  • To open a new editor and focus a specific tool use the Show Argument. Also works with a running instance to activate a tool:
    DeltaEngine.Editor.exe Show EntityProperties
    This will also work with your own modules (see EmptyEditorModule on how to write your own), just remove the spaces of the Module DisplayName ("Entity Properties" becomes "EntityProperties").

  • For the installer it is also possible to set the DeltaEnginePath environment variable (because when the installer starts it has not been set and new processes launched from it will not have it either). Might be useful if you want to change the DeltaEnginePath without having to go to your environment variable settings too:
    DeltaEngine.Editor.exe DeltaEnginePath c:\code\DeltaEngine

  • For any other arguments, they will be send to the ContinuousUpdater module, which supports different features, but most likely is used to update the Editor viewport with freshly compiled assemblies like so:
    DeltaEngine.Editor.exe c:\code\DeltaEngine\Rendering\Tests\bin\Debug\

    The will instruct the Editor to look in the Rendering\Tests\bin\Debug folder for assembly changes and update the viewport whenever an updated assembly was loaded. By default the Editor looks in its own directory for assemblies, so you can just copy them there or instruct your IDE to put compiled assemblies there to have the Editor pick them up automatically.

    DeltaEngine.Editor.exe c:\code\DeltaEngine\Rendering\Tests\bin\Debug\ DeltaEngine.Rendering.Tests.dll Line2DTests.RenderRedLine
    The line does not just update the folder the Continuous Updater looks in, but also instructs him to just watch a specific assembly and show the selected test in the viewport. The Continuous Updater module allows to change this visually as well, but using this command line feature is useful if you put the Editor on a second screen and just work in your IDE on the first screen and whenever a compilation is done the Editor on the second screen will update. Continuous Update programming is highly productive and leads to new discoveries and ideas for programmers. Designers and Artists can also use the build in features of the Editor to make small changes, but programmers will want to stay in their IDE where they feel comfortable.

Usage Examples

For Usage Examples, visit the Entities Page

Editor Development

To create your own Editor plugins use the DeltaEngine OpenTK source code and the Visual Studio Editor Plugin template to create a new project (or modify or copy an existing editor project). The Editor plugin must be located in the Editor folder of the solution or you can copy the assembly file yourself into the Editor output folder. Next derive from the EditorPlugin interface and implement all members (Name, Icon, and Initialize). Now you can start the Editor and test your plugin.

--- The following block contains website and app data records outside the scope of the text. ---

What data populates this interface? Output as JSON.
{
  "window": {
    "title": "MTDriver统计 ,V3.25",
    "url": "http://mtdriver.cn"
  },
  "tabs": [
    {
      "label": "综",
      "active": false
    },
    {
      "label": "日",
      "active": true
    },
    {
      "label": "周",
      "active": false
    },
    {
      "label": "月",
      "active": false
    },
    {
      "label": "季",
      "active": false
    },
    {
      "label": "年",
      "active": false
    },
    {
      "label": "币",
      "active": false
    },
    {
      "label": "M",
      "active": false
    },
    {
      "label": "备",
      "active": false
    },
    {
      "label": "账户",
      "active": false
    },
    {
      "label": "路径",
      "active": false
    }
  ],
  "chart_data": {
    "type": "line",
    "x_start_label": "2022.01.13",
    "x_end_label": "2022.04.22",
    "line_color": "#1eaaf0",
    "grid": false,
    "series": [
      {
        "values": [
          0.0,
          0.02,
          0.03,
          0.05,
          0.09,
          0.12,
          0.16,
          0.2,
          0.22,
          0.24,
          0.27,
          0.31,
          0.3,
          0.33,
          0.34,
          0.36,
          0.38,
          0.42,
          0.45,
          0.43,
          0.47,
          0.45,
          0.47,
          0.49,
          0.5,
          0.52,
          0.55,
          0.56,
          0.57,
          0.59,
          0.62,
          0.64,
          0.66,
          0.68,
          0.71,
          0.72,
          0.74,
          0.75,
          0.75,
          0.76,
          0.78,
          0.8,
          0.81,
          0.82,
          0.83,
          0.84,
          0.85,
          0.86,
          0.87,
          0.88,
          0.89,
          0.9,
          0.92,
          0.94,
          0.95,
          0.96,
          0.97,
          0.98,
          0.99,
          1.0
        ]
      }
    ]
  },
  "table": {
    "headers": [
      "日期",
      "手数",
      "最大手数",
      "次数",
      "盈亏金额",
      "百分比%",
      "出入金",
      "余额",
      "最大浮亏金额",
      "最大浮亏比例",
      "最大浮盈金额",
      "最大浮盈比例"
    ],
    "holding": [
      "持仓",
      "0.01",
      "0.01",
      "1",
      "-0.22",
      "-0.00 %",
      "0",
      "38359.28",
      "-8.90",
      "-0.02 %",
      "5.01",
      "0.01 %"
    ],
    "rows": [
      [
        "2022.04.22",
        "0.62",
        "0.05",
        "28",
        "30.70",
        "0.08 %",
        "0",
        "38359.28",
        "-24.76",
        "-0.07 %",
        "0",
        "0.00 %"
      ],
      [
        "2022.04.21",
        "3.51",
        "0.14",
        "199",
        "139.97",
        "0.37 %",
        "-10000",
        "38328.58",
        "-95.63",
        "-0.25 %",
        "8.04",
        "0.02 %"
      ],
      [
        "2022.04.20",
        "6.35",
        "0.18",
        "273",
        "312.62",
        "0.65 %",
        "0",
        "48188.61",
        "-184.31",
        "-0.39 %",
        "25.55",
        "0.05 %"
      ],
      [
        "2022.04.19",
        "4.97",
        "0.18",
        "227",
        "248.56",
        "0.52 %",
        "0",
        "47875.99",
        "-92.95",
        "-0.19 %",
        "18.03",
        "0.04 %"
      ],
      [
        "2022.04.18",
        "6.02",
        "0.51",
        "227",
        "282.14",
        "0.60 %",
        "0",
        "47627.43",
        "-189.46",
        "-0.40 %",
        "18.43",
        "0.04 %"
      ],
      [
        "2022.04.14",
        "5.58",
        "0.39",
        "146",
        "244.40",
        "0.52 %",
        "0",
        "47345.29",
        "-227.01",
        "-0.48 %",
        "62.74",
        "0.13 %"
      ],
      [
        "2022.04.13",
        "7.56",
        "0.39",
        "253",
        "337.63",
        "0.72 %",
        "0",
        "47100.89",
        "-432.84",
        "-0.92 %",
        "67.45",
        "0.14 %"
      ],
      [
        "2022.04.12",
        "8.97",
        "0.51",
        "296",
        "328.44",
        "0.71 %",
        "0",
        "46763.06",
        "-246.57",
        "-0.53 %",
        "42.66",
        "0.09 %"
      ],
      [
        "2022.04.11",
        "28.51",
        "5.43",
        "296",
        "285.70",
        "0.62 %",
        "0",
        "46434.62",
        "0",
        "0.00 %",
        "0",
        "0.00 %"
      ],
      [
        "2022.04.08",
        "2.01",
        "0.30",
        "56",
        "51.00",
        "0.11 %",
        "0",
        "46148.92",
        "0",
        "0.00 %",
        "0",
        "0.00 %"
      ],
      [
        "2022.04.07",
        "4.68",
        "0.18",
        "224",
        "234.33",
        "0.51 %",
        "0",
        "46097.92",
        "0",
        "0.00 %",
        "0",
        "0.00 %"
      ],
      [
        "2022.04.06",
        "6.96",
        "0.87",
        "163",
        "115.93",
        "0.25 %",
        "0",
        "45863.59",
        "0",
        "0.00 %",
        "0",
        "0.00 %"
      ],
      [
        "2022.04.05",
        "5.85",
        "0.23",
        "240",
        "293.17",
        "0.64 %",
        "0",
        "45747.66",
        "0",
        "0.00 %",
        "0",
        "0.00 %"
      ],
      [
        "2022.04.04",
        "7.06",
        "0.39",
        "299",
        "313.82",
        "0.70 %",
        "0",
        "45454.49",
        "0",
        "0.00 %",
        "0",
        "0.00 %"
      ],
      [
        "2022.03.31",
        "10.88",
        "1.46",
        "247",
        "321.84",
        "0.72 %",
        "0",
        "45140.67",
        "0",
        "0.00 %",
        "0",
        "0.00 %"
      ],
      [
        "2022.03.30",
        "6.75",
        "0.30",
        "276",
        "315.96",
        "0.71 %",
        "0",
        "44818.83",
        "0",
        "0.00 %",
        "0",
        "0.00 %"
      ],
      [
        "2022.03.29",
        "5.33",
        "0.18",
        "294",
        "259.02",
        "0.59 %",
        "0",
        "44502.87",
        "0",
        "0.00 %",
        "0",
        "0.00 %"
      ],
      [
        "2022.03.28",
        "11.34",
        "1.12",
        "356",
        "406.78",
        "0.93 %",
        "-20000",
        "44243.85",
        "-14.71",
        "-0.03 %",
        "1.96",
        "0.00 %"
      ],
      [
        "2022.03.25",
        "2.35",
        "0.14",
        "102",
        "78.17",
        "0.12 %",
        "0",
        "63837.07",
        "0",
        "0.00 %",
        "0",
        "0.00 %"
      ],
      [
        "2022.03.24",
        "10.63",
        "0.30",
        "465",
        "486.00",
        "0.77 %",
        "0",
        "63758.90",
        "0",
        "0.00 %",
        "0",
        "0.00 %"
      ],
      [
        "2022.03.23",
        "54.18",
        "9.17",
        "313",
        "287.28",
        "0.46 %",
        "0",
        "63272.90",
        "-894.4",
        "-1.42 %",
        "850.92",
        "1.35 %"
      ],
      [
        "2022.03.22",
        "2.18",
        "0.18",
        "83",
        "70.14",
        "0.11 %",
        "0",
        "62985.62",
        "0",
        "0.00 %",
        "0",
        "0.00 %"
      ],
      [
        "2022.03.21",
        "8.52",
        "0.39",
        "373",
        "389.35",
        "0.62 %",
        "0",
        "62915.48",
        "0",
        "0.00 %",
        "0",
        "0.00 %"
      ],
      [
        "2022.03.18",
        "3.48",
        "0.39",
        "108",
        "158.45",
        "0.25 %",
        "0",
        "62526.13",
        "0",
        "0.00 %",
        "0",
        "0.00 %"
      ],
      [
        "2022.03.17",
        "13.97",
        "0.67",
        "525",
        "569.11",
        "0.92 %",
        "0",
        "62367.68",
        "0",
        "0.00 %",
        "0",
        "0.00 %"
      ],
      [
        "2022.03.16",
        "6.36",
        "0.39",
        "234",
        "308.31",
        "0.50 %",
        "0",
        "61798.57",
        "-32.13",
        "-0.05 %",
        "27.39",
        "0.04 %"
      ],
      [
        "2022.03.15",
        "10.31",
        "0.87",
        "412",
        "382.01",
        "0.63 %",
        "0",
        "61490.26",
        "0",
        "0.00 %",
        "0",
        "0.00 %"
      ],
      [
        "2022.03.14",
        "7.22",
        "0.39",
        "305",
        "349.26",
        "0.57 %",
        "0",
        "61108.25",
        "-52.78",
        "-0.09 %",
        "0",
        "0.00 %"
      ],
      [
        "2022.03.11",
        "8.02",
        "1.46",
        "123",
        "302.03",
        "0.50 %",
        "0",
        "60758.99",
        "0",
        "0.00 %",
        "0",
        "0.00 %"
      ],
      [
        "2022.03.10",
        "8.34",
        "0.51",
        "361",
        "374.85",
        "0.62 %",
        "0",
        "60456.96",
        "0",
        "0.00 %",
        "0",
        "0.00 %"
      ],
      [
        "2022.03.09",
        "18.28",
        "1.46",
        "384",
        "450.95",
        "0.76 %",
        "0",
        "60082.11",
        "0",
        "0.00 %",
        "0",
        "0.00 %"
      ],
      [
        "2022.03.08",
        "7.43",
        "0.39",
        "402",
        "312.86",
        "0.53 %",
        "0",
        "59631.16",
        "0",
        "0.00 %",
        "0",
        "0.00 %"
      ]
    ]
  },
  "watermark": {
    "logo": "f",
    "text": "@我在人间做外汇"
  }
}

For details about Editor Development and Testing there is a special article for the interested among us.